Academic highlight: Pfander questions the power of the Chief Justice to appoint “inferior Officers”
on Jul 31, 2013 at 1:44 pm
By statute, the Chief Justice of the United States has the power to fill positions in the judicial bureaucracy, as well as to appoint judges to specialized courts such as those created by the Foreign Intelligence Surveillance Act (FISA). Many commentators have questioned this broad appointment power on policy grounds, and a recent front-page article in The New York Times scrutinized Chief Justice John Roberts’ appointments to the FISA courts. Now, Professor Jim Pfander enters the debate with a more immediate question: Does the Chief Justice have the constitutional authority to make such appointments?

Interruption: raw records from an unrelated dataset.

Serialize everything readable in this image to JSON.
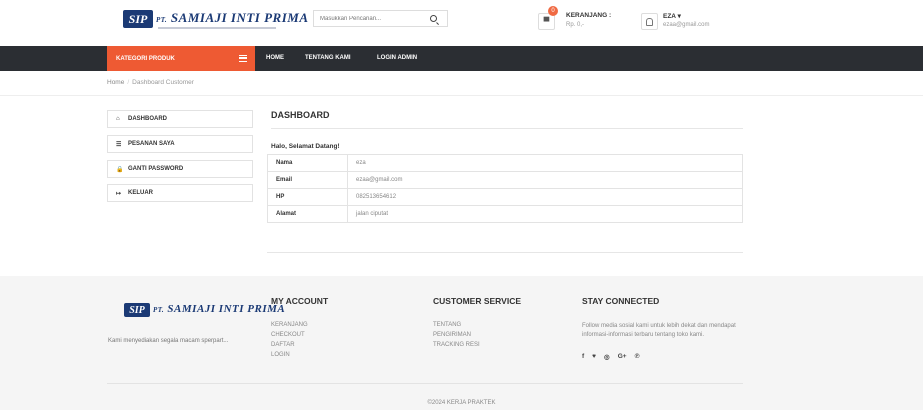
{
  "header": {
    "logo_box": "SIP",
    "logo_prefix": "PT.",
    "logo_name": "SAMIAJI INTI PRIMA",
    "search_placeholder": "Masukkan Pencarian...",
    "cart": {
      "badge": "0",
      "title": "KERANJANG :",
      "price": "Rp. 0,-"
    },
    "user": {
      "name": "EZA ▾",
      "email": "ezaa@gmail.com"
    }
  },
  "nav": {
    "category": "KATEGORI PRODUK",
    "links": [
      "HOME",
      "TENTANG KAMI",
      "LOGIN ADMIN"
    ]
  },
  "breadcrumb": {
    "home": "Home",
    "sep": "/",
    "current": "Dashboard Customer"
  },
  "sidebar": {
    "items": [
      {
        "icon": "home-icon",
        "glyph": "⌂",
        "label": "DASHBOARD"
      },
      {
        "icon": "list-icon",
        "glyph": "☰",
        "label": "PESANAN SAYA"
      },
      {
        "icon": "lock-icon",
        "glyph": "🔒",
        "label": "GANTI PASSWORD"
      },
      {
        "icon": "logout-icon",
        "glyph": "↦",
        "label": "KELUAR"
      }
    ]
  },
  "main": {
    "title": "DASHBOARD",
    "greeting": "Halo, Selamat Datang!",
    "rows": [
      {
        "key": "Nama",
        "value": "eza"
      },
      {
        "key": "Email",
        "value": "ezaa@gmail.com"
      },
      {
        "key": "HP",
        "value": "082513654612"
      },
      {
        "key": "Alamat",
        "value": "jalan ciputat"
      }
    ]
  },
  "footer": {
    "tagline": "Kami menyediakan segala macam sperpart...",
    "account_title": "MY ACCOUNT",
    "account_links": [
      "KERANJANG",
      "CHECKOUT",
      "DAFTAR",
      "LOGIN"
    ],
    "service_title": "CUSTOMER SERVICE",
    "service_links": [
      "TENTANG",
      "PENGIRIMAN",
      "TRACKING RESI"
    ],
    "connect_title": "STAY CONNECTED",
    "connect_desc": "Follow media sosial kami untuk lebih dekat dan mendapat informasi-informasi terbaru tentang toko kami.",
    "socials": [
      "f",
      "♥",
      "◎",
      "G+",
      "℗"
    ],
    "copyright": "©2024 KERJA PRAKTEK"
  },
  "colors": {
    "accent": "#ee5a33",
    "nav_bg": "#2b2e33",
    "brand": "#1b3a75"
  }
}
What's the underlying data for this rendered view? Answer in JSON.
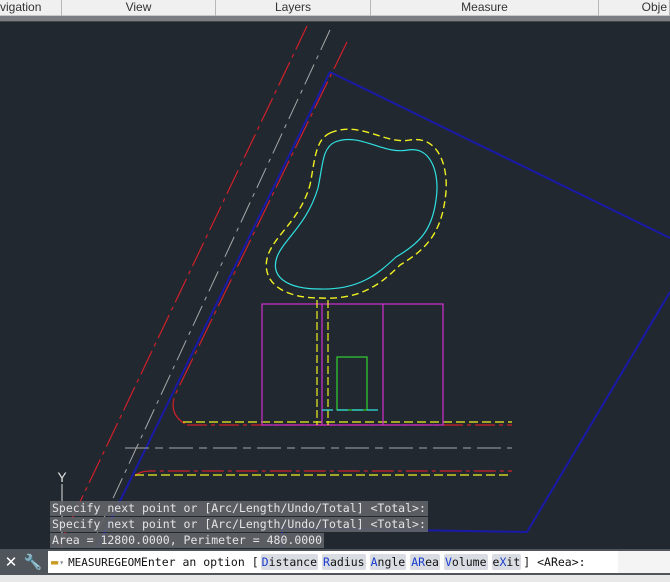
{
  "ribbon": {
    "panels": [
      "vigation",
      "View",
      "Layers",
      "Measure",
      "Obje"
    ]
  },
  "ucs": {
    "y_label": "Y"
  },
  "history": [
    "Specify next point or [Arc/Length/Undo/Total] <Total>:",
    "Specify next point or [Arc/Length/Undo/Total] <Total>:",
    "Area = 12800.0000, Perimeter = 480.0000"
  ],
  "command": {
    "name": "MEASUREGEOM",
    "prompt": "Enter an option [",
    "options": [
      {
        "key": "D",
        "rest": "istance"
      },
      {
        "key": "R",
        "rest": "adius"
      },
      {
        "key": "A",
        "rest": "ngle"
      },
      {
        "key": "AR",
        "rest": "ea"
      },
      {
        "key": "V",
        "rest": "olume"
      },
      {
        "pre": "e",
        "key": "X",
        "rest": "it"
      }
    ],
    "suffix": "] <ARea>:"
  },
  "colors": {
    "background": "#212830",
    "boundary": "#1a1aa8",
    "road_red": "#d0202a",
    "road_yellow": "#f0f020",
    "building": "#d030d0",
    "pond": "#30e0e0",
    "green": "#30d030"
  }
}
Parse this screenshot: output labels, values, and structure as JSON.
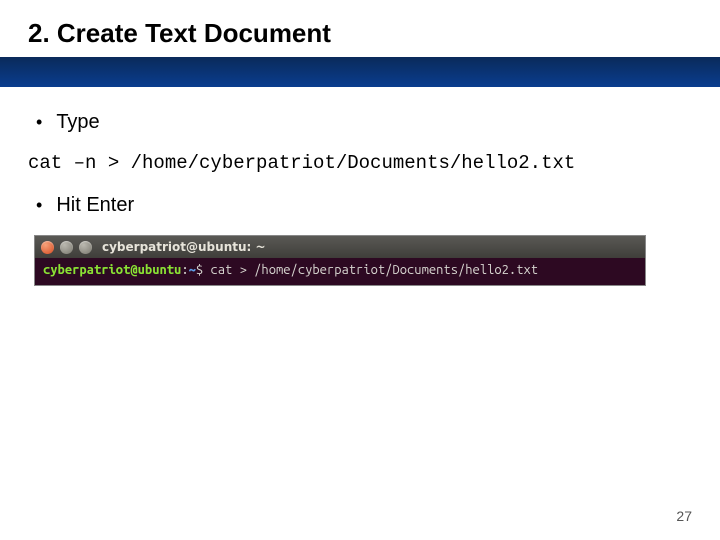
{
  "slide": {
    "title": "2. Create Text Document",
    "bullets": [
      "Type",
      "Hit Enter"
    ],
    "command": "cat –n > /home/cyberpatriot/Documents/hello2.txt",
    "page_number": "27"
  },
  "terminal": {
    "title": "cyberpatriot@ubuntu: ~",
    "prompt_user": "cyberpatriot@ubuntu",
    "prompt_colon": ":",
    "prompt_path": "~",
    "prompt_symbol": "$",
    "command_line": "cat > /home/cyberpatriot/Documents/hello2.txt",
    "icons": {
      "close": "close-icon",
      "minimize": "minimize-icon",
      "maximize": "maximize-icon"
    }
  }
}
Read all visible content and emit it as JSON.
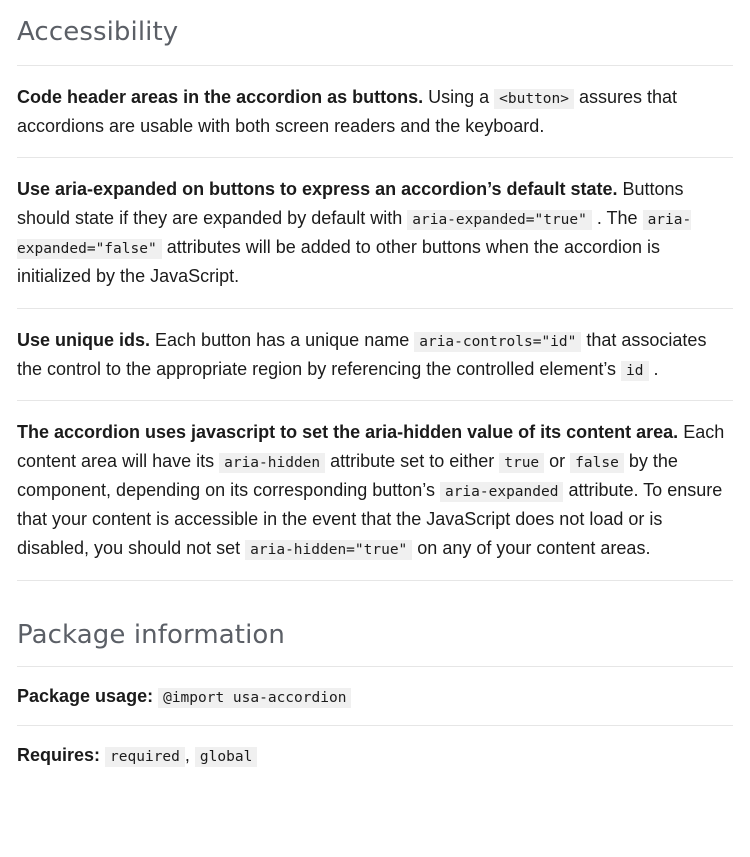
{
  "sections": {
    "accessibility": {
      "heading": "Accessibility",
      "items": [
        {
          "lead": "Code header areas in the accordion as buttons.",
          "parts": [
            {
              "type": "text",
              "value": " Using a "
            },
            {
              "type": "code",
              "value": "<button>"
            },
            {
              "type": "text",
              "value": " assures that accordions are usable with both screen readers and the keyboard."
            }
          ]
        },
        {
          "lead": "Use aria-expanded on buttons to express an accordion’s default state.",
          "parts": [
            {
              "type": "text",
              "value": " Buttons should state if they are expanded by default with "
            },
            {
              "type": "code",
              "value": "aria-expanded=\"true\""
            },
            {
              "type": "text",
              "value": " . The "
            },
            {
              "type": "code",
              "value": "aria-expanded=\"false\""
            },
            {
              "type": "text",
              "value": " attributes will be added to other buttons when the accordion is initialized by the JavaScript."
            }
          ]
        },
        {
          "lead": "Use unique ids.",
          "parts": [
            {
              "type": "text",
              "value": " Each button has a unique name "
            },
            {
              "type": "code",
              "value": "aria-controls=\"id\""
            },
            {
              "type": "text",
              "value": " that associates the control to the appropriate region by referencing the controlled element’s "
            },
            {
              "type": "code",
              "value": "id"
            },
            {
              "type": "text",
              "value": " ."
            }
          ]
        },
        {
          "lead": "The accordion uses javascript to set the aria-hidden value of its content area.",
          "parts": [
            {
              "type": "text",
              "value": " Each content area will have its "
            },
            {
              "type": "code",
              "value": "aria-hidden"
            },
            {
              "type": "text",
              "value": " attribute set to either "
            },
            {
              "type": "code",
              "value": "true"
            },
            {
              "type": "text",
              "value": " or "
            },
            {
              "type": "code",
              "value": "false"
            },
            {
              "type": "text",
              "value": " by the component, depending on its corresponding button’s "
            },
            {
              "type": "code",
              "value": "aria-expanded"
            },
            {
              "type": "text",
              "value": " attribute. To ensure that your content is accessible in the event that the JavaScript does not load or is disabled, you should not set "
            },
            {
              "type": "code",
              "value": "aria-hidden=\"true\""
            },
            {
              "type": "text",
              "value": " on any of your content areas."
            }
          ]
        }
      ]
    },
    "package_information": {
      "heading": "Package information",
      "rows": [
        {
          "label": "Package usage:",
          "codes": [
            "@import usa-accordion"
          ],
          "separator": ""
        },
        {
          "label": "Requires:",
          "codes": [
            "required",
            "global"
          ],
          "separator": ","
        }
      ]
    }
  },
  "colors": {
    "heading": "#5b5f66",
    "body_text": "#1b1b1b",
    "divider": "#e6e6e6",
    "code_background": "#f0f0f0",
    "page_background": "#ffffff"
  }
}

Pfander starts with the text. Article II allows Congress to assign the power to appoint “inferior Officers” in the President, the heads of departments, and the “Courts of Law”; nowhere does it allow Congress to vest this power in the Chief Justice of the United States. Pfander bolsters his textual argument with evidence that the Framers gave the appointed power to an entire court, rather than an individual judge, to put a stop to the corrupt eighteenth-century judicial practice of selling such offices to the highest bidder. And Pfander notes that the nation’s first Chief Justice, John Jay, did not assume for himself the power to make appointments, but rather was careful to let the Court as a whole make these decisions.

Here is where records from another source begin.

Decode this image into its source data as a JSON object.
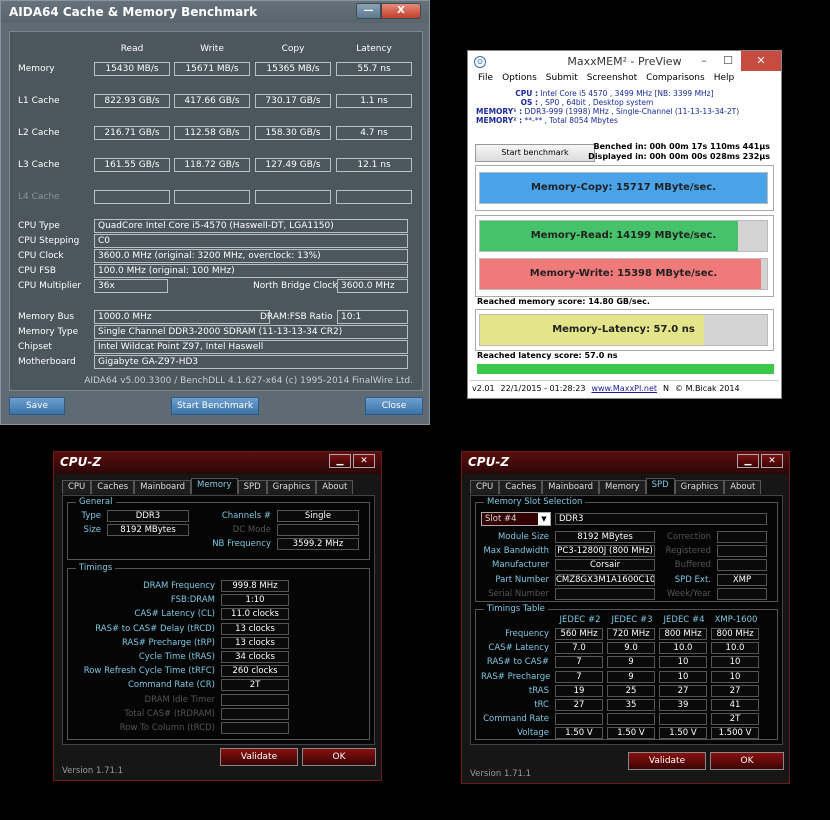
{
  "aida": {
    "title": "AIDA64 Cache & Memory Benchmark",
    "min_label": "—",
    "close_label": "X",
    "headers": [
      "Read",
      "Write",
      "Copy",
      "Latency"
    ],
    "rows": [
      {
        "label": "Memory",
        "values": [
          "15430 MB/s",
          "15671 MB/s",
          "15365 MB/s",
          "55.7 ns"
        ]
      },
      {
        "label": "L1 Cache",
        "values": [
          "822.93 GB/s",
          "417.66 GB/s",
          "730.17 GB/s",
          "1.1 ns"
        ]
      },
      {
        "label": "L2 Cache",
        "values": [
          "216.71 GB/s",
          "112.58 GB/s",
          "158.30 GB/s",
          "4.7 ns"
        ]
      },
      {
        "label": "L3 Cache",
        "values": [
          "161.55 GB/s",
          "118.72 GB/s",
          "127.49 GB/s",
          "12.1 ns"
        ]
      },
      {
        "label": "L4 Cache",
        "values": [
          "",
          "",
          "",
          ""
        ]
      }
    ],
    "cpu_type_label": "CPU Type",
    "cpu_type": "QuadCore Intel Core i5-4570  (Haswell-DT, LGA1150)",
    "cpu_stepping_label": "CPU Stepping",
    "cpu_stepping": "C0",
    "cpu_clock_label": "CPU Clock",
    "cpu_clock": "3600.0 MHz  (original: 3200 MHz, overclock: 13%)",
    "cpu_fsb_label": "CPU FSB",
    "cpu_fsb": "100.0 MHz  (original: 100 MHz)",
    "cpu_mult_label": "CPU Multiplier",
    "cpu_mult": "36x",
    "nb_clock_label": "North Bridge Clock",
    "nb_clock": "3600.0 MHz",
    "mem_bus_label": "Memory Bus",
    "mem_bus": "1000.0 MHz",
    "dram_ratio_label": "DRAM:FSB Ratio",
    "dram_ratio": "10:1",
    "mem_type_label": "Memory Type",
    "mem_type": "Single Channel DDR3-2000 SDRAM  (11-13-13-34 CR2)",
    "chipset_label": "Chipset",
    "chipset": "Intel Wildcat Point Z97, Intel Haswell",
    "mobo_label": "Motherboard",
    "mobo": "Gigabyte GA-Z97-HD3",
    "footer": "AIDA64 v5.00.3300 / BenchDLL 4.1.627-x64  (c) 1995-2014 FinalWire Ltd.",
    "save_label": "Save",
    "start_label": "Start Benchmark",
    "close_btn_label": "Close"
  },
  "maxx": {
    "title": "MaxxMEM² - PreView",
    "icon": "ʘ",
    "min": "–",
    "max": "☐",
    "close": "✕",
    "menu": [
      "File",
      "Options",
      "Submit",
      "Screenshot",
      "Comparisons",
      "Help"
    ],
    "cpu_k": "CPU :",
    "cpu_v": "Intel Core i5 4570 , 3499 MHz  [NB: 3399 MHz]",
    "os_k": "OS :",
    "os_v": ", SP0 , 64bit , Desktop system",
    "mem1_k": "MEMORY¹ :",
    "mem1_v": "DDR3-999 (1998) MHz , Single-Channel (11-13-13-34-2T)",
    "mem2_k": "MEMORY² :",
    "mem2_v": "**-** , Total 8054 Mbytes",
    "start_label": "Start benchmark",
    "benched": "Benched in: 00h 00m 17s 110ms 441µs",
    "displayed": "Displayed in: 00h 00m 00s 028ms 232µs",
    "copy_label": "Memory-Copy: 15717 MByte/sec.",
    "read_label": "Memory-Read: 14199 MByte/sec.",
    "write_label": "Memory-Write: 15398 MByte/sec.",
    "mem_score": "Reached memory score: 14.80 GB/sec.",
    "latency_label": "Memory-Latency: 57.0 ns",
    "lat_score": "Reached latency score: 57.0 ns",
    "version": "v2.01",
    "datetime": "22/1/2015 - 01:28:23",
    "url": "www.MaxxPI.net",
    "n": "N",
    "copyright": "© M.Bicak 2014",
    "levels": {
      "copy": 1.0,
      "read": 0.9,
      "write": 0.98,
      "latency": 0.78,
      "lat_score": 1.0
    },
    "colors": {
      "copy": "#4aa3e8",
      "read": "#46c36a",
      "write": "#f07a7a",
      "latency": "#e4e48a",
      "green": "#3cc84a"
    }
  },
  "cpuz1": {
    "title": "CPU-Z",
    "tabs": [
      "CPU",
      "Caches",
      "Mainboard",
      "Memory",
      "SPD",
      "Graphics",
      "About"
    ],
    "active_tab": 3,
    "general_title": "General",
    "type_label": "Type",
    "type": "DDR3",
    "size_label": "Size",
    "size": "8192 MBytes",
    "channels_label": "Channels #",
    "channels": "Single",
    "dc_label": "DC Mode",
    "dc": "",
    "nbfreq_label": "NB Frequency",
    "nbfreq": "3599.2 MHz",
    "timings_title": "Timings",
    "timings": [
      {
        "label": "DRAM Frequency",
        "value": "999.8 MHz",
        "dim": false
      },
      {
        "label": "FSB:DRAM",
        "value": "1:10",
        "dim": false
      },
      {
        "label": "CAS# Latency (CL)",
        "value": "11.0 clocks",
        "dim": false
      },
      {
        "label": "RAS# to CAS# Delay (tRCD)",
        "value": "13 clocks",
        "dim": false
      },
      {
        "label": "RAS# Precharge (tRP)",
        "value": "13 clocks",
        "dim": false
      },
      {
        "label": "Cycle Time (tRAS)",
        "value": "34 clocks",
        "dim": false
      },
      {
        "label": "Row Refresh Cycle Time (tRFC)",
        "value": "260 clocks",
        "dim": false
      },
      {
        "label": "Command Rate (CR)",
        "value": "2T",
        "dim": false
      },
      {
        "label": "DRAM Idle Timer",
        "value": "",
        "dim": true
      },
      {
        "label": "Total CAS# (tRDRAM)",
        "value": "",
        "dim": true
      },
      {
        "label": "Row To Column (tRCD)",
        "value": "",
        "dim": true
      }
    ],
    "validate_label": "Validate",
    "ok_label": "OK",
    "version": "Version 1.71.1"
  },
  "cpuz2": {
    "title": "CPU-Z",
    "tabs": [
      "CPU",
      "Caches",
      "Mainboard",
      "Memory",
      "SPD",
      "Graphics",
      "About"
    ],
    "active_tab": 4,
    "slot_title": "Memory Slot Selection",
    "slot": "Slot #4",
    "slot_type": "DDR3",
    "rows": [
      {
        "label": "Module Size",
        "value": "8192 MBytes",
        "rlabel": "Correction",
        "rvalue": ""
      },
      {
        "label": "Max Bandwidth",
        "value": "PC3-12800J (800 MHz)",
        "rlabel": "Registered",
        "rvalue": ""
      },
      {
        "label": "Manufacturer",
        "value": "Corsair",
        "rlabel": "Buffered",
        "rvalue": ""
      },
      {
        "label": "Part Number",
        "value": "CMZ8GX3M1A1600C10",
        "rlabel": "SPD Ext.",
        "rvalue": "XMP"
      },
      {
        "label": "Serial Number",
        "value": "",
        "rlabel": "Week/Year",
        "rvalue": ""
      }
    ],
    "timings_title": "Timings Table",
    "cols": [
      "JEDEC #2",
      "JEDEC #3",
      "JEDEC #4",
      "XMP-1600"
    ],
    "trows": [
      {
        "label": "Frequency",
        "values": [
          "560 MHz",
          "720 MHz",
          "800 MHz",
          "800 MHz"
        ]
      },
      {
        "label": "CAS# Latency",
        "values": [
          "7.0",
          "9.0",
          "10.0",
          "10.0"
        ]
      },
      {
        "label": "RAS# to CAS#",
        "values": [
          "7",
          "9",
          "10",
          "10"
        ]
      },
      {
        "label": "RAS# Precharge",
        "values": [
          "7",
          "9",
          "10",
          "10"
        ]
      },
      {
        "label": "tRAS",
        "values": [
          "19",
          "25",
          "27",
          "27"
        ]
      },
      {
        "label": "tRC",
        "values": [
          "27",
          "35",
          "39",
          "41"
        ]
      },
      {
        "label": "Command Rate",
        "values": [
          "",
          "",
          "",
          "2T"
        ]
      },
      {
        "label": "Voltage",
        "values": [
          "1.50 V",
          "1.50 V",
          "1.50 V",
          "1.500 V"
        ]
      }
    ],
    "validate_label": "Validate",
    "ok_label": "OK",
    "version": "Version 1.71.1"
  }
}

As Pfander acknowledges, however, scholars such as Judith Resnik, Lane Dilg, and Theodore Ruger have concluded that a “court of law” can reasonably be read as synonymous with the Chief Justice of that court. Moreover, in Freytag v. Commissioner of Internal Revenue, the Supreme Court upheld a statute granting the chief judge of the Tax Court the power to appoint inferior judges on that court, which suggests the Supreme Court itself had no problem stretching the meaning of “court of law” to cover the judge heading that court. In light of that scholarly consensus and Supreme Court precedent, Pfander’s revisionist view might not prevail, but he has certainly made us think hard about a practice that has been long assumed to be constitutionally sound.